JC It’s great that you’ve mentioned optics to describe this more hopeful soup. We talked about semantic gymnastics just now, and semantics and optics sit within the same family. I am not alone in fearing that we live in a world where semantics and optics are the outcome of most activism, and that rarely does activism achieve the fundamental objects of its agitation. Instead, the named oppressors learn the language, semantics, and optics that allow them to continue to exist with minimal change in their operations. We’re living in the Age of Optics. Now, if – as in the example above – the oppressed parties (minorities, Africans, Brown folk) don’t push back on these optics, aren’t they carrying butter knives to a battlefield?
NN I like this butter knife analogy. Those arriving clad in “friendship and trust” couture are actually saying, “We came with guns before, but today we have left them at home.” Carrying anything sharper than a butter knife to this conversation makes us look like we are the ones spoiling for a fight.
JC Tell me about this optimistic soup, then. What gestures do you see? Because all I see stretching forward into the next ten, twenty years is more “acts of friendship” by virulently unfriendly states. I see the return of tiny percentages of objects via untenable permanent-loan arrangements, which allow institutions and states to avoid admitting culpability. These semantic games accumulate over years of denial and revisionism to create new facts, new histories.
NN You’re right, but that outcome is not one hundred per cent certain. We have to hold space for a truth to exist that we cannot yet fathom. The idea that African countries would ever be independent was ridiculous until the colonialists were on ships and planes going home – it was an unfathomable outcome for the cynics of the time. We are also not accounting for the empires of the Global North getting tired of the gargantuan weight of their self-appointed duty as custodians of “universal knowledge”, when they don’t even like or want to be near the realities of a diverse world where multiple knowledges sit in communion with one another, not in hierarchies.
JC Empires? Tired? Ha!
NN Rome fell. Greece fell. They became too big, too unwieldy and unpredictable.

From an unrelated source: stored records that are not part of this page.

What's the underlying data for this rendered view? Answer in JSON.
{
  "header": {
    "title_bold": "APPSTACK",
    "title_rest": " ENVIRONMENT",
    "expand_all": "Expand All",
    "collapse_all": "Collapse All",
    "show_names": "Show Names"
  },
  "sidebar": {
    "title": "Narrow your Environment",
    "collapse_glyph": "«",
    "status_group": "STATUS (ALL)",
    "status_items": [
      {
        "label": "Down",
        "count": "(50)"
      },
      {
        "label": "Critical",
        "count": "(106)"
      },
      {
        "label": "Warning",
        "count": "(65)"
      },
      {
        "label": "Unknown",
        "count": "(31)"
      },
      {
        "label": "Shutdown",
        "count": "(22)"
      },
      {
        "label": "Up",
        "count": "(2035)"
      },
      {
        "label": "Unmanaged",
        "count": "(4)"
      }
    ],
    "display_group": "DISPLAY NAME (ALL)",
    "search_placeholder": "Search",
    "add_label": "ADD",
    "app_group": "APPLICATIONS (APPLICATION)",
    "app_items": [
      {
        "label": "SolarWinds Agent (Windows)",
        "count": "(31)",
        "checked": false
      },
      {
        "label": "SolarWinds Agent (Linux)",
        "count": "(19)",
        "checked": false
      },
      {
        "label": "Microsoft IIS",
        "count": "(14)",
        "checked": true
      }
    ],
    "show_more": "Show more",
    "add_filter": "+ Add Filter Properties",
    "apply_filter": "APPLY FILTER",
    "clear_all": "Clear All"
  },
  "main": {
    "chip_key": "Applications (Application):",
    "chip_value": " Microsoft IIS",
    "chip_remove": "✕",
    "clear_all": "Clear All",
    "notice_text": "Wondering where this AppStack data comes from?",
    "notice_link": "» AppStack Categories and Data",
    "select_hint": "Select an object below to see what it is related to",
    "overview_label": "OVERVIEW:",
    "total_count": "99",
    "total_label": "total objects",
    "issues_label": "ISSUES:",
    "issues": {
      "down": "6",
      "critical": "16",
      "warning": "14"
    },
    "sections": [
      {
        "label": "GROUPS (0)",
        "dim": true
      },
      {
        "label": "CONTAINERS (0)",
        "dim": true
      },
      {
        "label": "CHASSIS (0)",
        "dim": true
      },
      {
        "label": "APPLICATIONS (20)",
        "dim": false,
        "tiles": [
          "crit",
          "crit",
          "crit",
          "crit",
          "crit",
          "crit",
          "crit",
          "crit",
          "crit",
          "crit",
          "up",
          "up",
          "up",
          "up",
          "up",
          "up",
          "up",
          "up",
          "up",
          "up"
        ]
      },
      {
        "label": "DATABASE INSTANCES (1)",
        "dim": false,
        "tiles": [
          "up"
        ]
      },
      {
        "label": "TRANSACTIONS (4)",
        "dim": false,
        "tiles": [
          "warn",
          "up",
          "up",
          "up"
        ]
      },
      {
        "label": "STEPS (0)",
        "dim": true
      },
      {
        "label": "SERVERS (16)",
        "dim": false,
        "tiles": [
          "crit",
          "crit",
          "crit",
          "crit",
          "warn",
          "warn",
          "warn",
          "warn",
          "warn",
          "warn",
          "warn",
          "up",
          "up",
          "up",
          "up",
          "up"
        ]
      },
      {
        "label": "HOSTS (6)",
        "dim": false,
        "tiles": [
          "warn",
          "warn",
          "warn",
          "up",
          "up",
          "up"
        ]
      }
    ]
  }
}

JC Okay, I’ll allow for that as a distant hope. The idea that when the empires get weary, the objects may return.
NN Perhaps. And some may lead the way, maybe even in our lifetime.
This text was first published in March 2021 in Journal der Künste (issue 15), the magazine of Akademie der Künste (Berlin)
Njoki Ngumi and Ji Chuchu are part of the curatorial team of the event UNEXPECTED LESSONS.